*** Opening Records to use ***

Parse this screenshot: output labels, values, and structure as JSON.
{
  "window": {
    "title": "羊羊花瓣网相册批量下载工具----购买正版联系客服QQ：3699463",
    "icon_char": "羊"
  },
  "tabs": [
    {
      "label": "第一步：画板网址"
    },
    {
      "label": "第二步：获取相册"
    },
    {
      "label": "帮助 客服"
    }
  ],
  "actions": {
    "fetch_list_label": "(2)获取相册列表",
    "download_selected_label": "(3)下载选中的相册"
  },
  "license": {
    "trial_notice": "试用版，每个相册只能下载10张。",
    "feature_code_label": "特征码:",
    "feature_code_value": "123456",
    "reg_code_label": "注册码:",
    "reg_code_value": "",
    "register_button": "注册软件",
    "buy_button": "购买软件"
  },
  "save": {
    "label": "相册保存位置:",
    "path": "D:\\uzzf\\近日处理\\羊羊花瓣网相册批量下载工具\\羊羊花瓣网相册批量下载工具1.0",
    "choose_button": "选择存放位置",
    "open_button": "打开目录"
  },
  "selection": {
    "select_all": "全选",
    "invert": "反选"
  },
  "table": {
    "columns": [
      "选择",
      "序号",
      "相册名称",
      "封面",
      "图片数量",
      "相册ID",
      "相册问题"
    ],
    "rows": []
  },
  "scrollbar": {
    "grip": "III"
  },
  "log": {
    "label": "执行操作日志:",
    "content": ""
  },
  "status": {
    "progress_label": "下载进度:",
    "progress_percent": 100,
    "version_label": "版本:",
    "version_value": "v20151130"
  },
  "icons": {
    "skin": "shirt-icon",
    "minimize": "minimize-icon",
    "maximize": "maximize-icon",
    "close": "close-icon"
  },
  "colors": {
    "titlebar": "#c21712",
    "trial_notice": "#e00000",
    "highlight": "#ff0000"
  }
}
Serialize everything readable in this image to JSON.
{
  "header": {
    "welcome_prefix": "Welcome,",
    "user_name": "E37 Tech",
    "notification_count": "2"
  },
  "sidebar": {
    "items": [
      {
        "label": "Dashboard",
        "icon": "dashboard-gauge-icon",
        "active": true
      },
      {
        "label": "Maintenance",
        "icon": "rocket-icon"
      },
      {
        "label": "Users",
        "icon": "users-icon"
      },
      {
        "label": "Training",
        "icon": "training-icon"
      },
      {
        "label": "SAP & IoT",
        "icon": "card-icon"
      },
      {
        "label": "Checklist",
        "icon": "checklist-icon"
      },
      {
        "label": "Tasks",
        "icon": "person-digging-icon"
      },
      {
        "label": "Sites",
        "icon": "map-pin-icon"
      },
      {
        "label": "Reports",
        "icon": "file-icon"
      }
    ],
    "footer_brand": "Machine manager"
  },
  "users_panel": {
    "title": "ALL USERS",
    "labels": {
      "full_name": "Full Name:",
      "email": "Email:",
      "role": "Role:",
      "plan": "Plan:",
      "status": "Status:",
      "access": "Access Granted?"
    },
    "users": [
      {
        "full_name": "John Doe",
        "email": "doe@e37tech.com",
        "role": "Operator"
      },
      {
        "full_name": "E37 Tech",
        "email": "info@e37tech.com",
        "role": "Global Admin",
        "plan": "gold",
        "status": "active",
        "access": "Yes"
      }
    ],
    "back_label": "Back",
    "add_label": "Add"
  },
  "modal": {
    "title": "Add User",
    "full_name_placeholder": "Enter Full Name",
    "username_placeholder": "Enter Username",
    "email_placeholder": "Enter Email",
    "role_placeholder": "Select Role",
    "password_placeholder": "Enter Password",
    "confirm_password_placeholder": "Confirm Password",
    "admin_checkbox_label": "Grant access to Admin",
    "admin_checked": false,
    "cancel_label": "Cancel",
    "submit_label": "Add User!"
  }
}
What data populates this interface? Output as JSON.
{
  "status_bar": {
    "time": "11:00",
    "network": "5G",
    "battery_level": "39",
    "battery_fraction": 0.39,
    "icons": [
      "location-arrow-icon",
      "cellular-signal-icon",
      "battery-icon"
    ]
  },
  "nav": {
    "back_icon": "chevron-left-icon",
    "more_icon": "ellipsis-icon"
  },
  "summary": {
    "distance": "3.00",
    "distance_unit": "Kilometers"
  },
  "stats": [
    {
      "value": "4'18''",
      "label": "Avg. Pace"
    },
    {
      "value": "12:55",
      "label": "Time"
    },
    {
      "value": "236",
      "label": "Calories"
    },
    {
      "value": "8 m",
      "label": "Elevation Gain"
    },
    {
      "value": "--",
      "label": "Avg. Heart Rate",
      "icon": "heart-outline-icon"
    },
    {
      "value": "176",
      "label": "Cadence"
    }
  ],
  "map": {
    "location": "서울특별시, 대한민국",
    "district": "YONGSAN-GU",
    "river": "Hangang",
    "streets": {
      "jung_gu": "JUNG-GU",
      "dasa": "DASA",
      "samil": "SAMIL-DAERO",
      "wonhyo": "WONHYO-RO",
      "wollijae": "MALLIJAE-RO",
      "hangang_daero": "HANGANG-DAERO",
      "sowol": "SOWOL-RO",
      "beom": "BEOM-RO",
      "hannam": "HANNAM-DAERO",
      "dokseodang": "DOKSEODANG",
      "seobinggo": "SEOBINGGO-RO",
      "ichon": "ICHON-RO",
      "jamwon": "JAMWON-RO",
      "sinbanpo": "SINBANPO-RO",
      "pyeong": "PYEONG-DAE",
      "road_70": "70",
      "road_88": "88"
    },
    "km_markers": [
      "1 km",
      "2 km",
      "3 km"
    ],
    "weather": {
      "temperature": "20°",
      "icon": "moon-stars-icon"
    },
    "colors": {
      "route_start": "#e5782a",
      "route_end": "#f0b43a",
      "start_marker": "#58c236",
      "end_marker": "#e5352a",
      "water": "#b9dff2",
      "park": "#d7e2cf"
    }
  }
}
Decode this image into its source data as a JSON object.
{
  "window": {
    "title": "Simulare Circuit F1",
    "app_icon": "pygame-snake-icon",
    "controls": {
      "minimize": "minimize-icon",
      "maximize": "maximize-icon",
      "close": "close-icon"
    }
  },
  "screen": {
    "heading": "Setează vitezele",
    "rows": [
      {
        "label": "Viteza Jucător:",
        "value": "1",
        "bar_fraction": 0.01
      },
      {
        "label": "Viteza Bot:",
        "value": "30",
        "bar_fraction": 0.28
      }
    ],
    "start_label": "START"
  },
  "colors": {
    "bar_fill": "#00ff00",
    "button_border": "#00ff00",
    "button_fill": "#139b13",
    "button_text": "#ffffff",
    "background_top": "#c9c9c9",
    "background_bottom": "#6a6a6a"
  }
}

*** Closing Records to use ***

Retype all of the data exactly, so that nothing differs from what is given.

Answer section »
Parse this screenshot: output labels, values, and structure as JSON.
{
  "window": {
    "title": "羊羊花瓣网相册批量下载工具----购买正版联系客服QQ：3699463",
    "icon_char": "羊"
  },
  "tabs": [
    {
      "label": "第一步：画板网址"
    },
    {
      "label": "第二步：获取相册"
    },
    {
      "label": "帮助 客服"
    }
  ],
  "actions": {
    "fetch_list_label": "(2)获取相册列表",
    "download_selected_label": "(3)下载选中的相册"
  },
  "license": {
    "trial_notice": "试用版，每个相册只能下载10张。",
    "feature_code_label": "特征码:",
    "feature_code_value": "123456",
    "reg_code_label": "注册码:",
    "reg_code_value": "",
    "register_button": "注册软件",
    "buy_button": "购买软件"
  },
  "save": {
    "label": "相册保存位置:",
    "path": "D:\\uzzf\\近日处理\\羊羊花瓣网相册批量下载工具\\羊羊花瓣网相册批量下载工具1.0",
    "choose_button": "选择存放位置",
    "open_button": "打开目录"
  },
  "selection": {
    "select_all": "全选",
    "invert": "反选"
  },
  "table": {
    "columns": [
      "选择",
      "序号",
      "相册名称",
      "封面",
      "图片数量",
      "相册ID",
      "相册问题"
    ],
    "rows": []
  },
  "scrollbar": {
    "grip": "III"
  },
  "log": {
    "label": "执行操作日志:",
    "content": ""
  },
  "status": {
    "progress_label": "下载进度:",
    "progress_percent": 100,
    "version_label": "版本:",
    "version_value": "v20151130"
  },
  "icons": {
    "skin": "shirt-icon",
    "minimize": "minimize-icon",
    "maximize": "maximize-icon",
    "close": "close-icon"
  },
  "colors": {
    "titlebar": "#c21712",
    "trial_notice": "#e00000",
    "highlight": "#ff0000"
  }
}
Serialize everything readable in this image to JSON.
{
  "header": {
    "welcome_prefix": "Welcome,",
    "user_name": "E37 Tech",
    "notification_count": "2"
  },
  "sidebar": {
    "items": [
      {
        "label": "Dashboard",
        "icon": "dashboard-gauge-icon",
        "active": true
      },
      {
        "label": "Maintenance",
        "icon": "rocket-icon"
      },
      {
        "label": "Users",
        "icon": "users-icon"
      },
      {
        "label": "Training",
        "icon": "training-icon"
      },
      {
        "label": "SAP & IoT",
        "icon": "card-icon"
      },
      {
        "label": "Checklist",
        "icon": "checklist-icon"
      },
      {
        "label": "Tasks",
        "icon": "person-digging-icon"
      },
      {
        "label": "Sites",
        "icon": "map-pin-icon"
      },
      {
        "label": "Reports",
        "icon": "file-icon"
      }
    ],
    "footer_brand": "Machine manager"
  },
  "users_panel": {
    "title": "ALL USERS",
    "labels": {
      "full_name": "Full Name:",
      "email": "Email:",
      "role": "Role:",
      "plan": "Plan:",
      "status": "Status:",
      "access": "Access Granted?"
    },
    "users": [
      {
        "full_name": "John Doe",
        "email": "doe@e37tech.com",
        "role": "Operator"
      },
      {
        "full_name": "E37 Tech",
        "email": "info@e37tech.com",
        "role": "Global Admin",
        "plan": "gold",
        "status": "active",
        "access": "Yes"
      }
    ],
    "back_label": "Back",
    "add_label": "Add"
  },
  "modal": {
    "title": "Add User",
    "full_name_placeholder": "Enter Full Name",
    "username_placeholder": "Enter Username",
    "email_placeholder": "Enter Email",
    "role_placeholder": "Select Role",
    "password_placeholder": "Enter Password",
    "confirm_password_placeholder": "Confirm Password",
    "admin_checkbox_label": "Grant access to Admin",
    "admin_checked": false,
    "cancel_label": "Cancel",
    "submit_label": "Add User!"
  }
}
What data populates this interface? Output as JSON.
{
  "status_bar": {
    "time": "11:00",
    "network": "5G",
    "battery_level": "39",
    "battery_fraction": 0.39,
    "icons": [
      "location-arrow-icon",
      "cellular-signal-icon",
      "battery-icon"
    ]
  },
  "nav": {
    "back_icon": "chevron-left-icon",
    "more_icon": "ellipsis-icon"
  },
  "summary": {
    "distance": "3.00",
    "distance_unit": "Kilometers"
  },
  "stats": [
    {
      "value": "4'18''",
      "label": "Avg. Pace"
    },
    {
      "value": "12:55",
      "label": "Time"
    },
    {
      "value": "236",
      "label": "Calories"
    },
    {
      "value": "8 m",
      "label": "Elevation Gain"
    },
    {
      "value": "--",
      "label": "Avg. Heart Rate",
      "icon": "heart-outline-icon"
    },
    {
      "value": "176",
      "label": "Cadence"
    }
  ],
  "map": {
    "location": "서울특별시, 대한민국",
    "district": "YONGSAN-GU",
    "river": "Hangang",
    "streets": {
      "jung_gu": "JUNG-GU",
      "dasa": "DASA",
      "samil": "SAMIL-DAERO",
      "wonhyo": "WONHYO-RO",
      "wollijae": "MALLIJAE-RO",
      "hangang_daero": "HANGANG-DAERO",
      "sowol": "SOWOL-RO",
      "beom": "BEOM-RO",
      "hannam": "HANNAM-DAERO",
      "dokseodang": "DOKSEODANG",
      "seobinggo": "SEOBINGGO-RO",
      "ichon": "ICHON-RO",
      "jamwon": "JAMWON-RO",
      "sinbanpo": "SINBANPO-RO",
      "pyeong": "PYEONG-DAE",
      "road_70": "70",
      "road_88": "88"
    },
    "km_markers": [
      "1 km",
      "2 km",
      "3 km"
    ],
    "weather": {
      "temperature": "20°",
      "icon": "moon-stars-icon"
    },
    "colors": {
      "route_start": "#e5782a",
      "route_end": "#f0b43a",
      "start_marker": "#58c236",
      "end_marker": "#e5352a",
      "water": "#b9dff2",
      "park": "#d7e2cf"
    }
  }
}
Decode this image into its source data as a JSON object.
{
  "window": {
    "title": "Simulare Circuit F1",
    "app_icon": "pygame-snake-icon",
    "controls": {
      "minimize": "minimize-icon",
      "maximize": "maximize-icon",
      "close": "close-icon"
    }
  },
  "screen": {
    "heading": "Setează vitezele",
    "rows": [
      {
        "label": "Viteza Jucător:",
        "value": "1",
        "bar_fraction": 0.01
      },
      {
        "label": "Viteza Bot:",
        "value": "30",
        "bar_fraction": 0.28
      }
    ],
    "start_label": "START"
  },
  "colors": {
    "bar_fill": "#00ff00",
    "button_border": "#00ff00",
    "button_fill": "#139b13",
    "button_text": "#ffffff",
    "background_top": "#c9c9c9",
    "background_bottom": "#6a6a6a"
  }
}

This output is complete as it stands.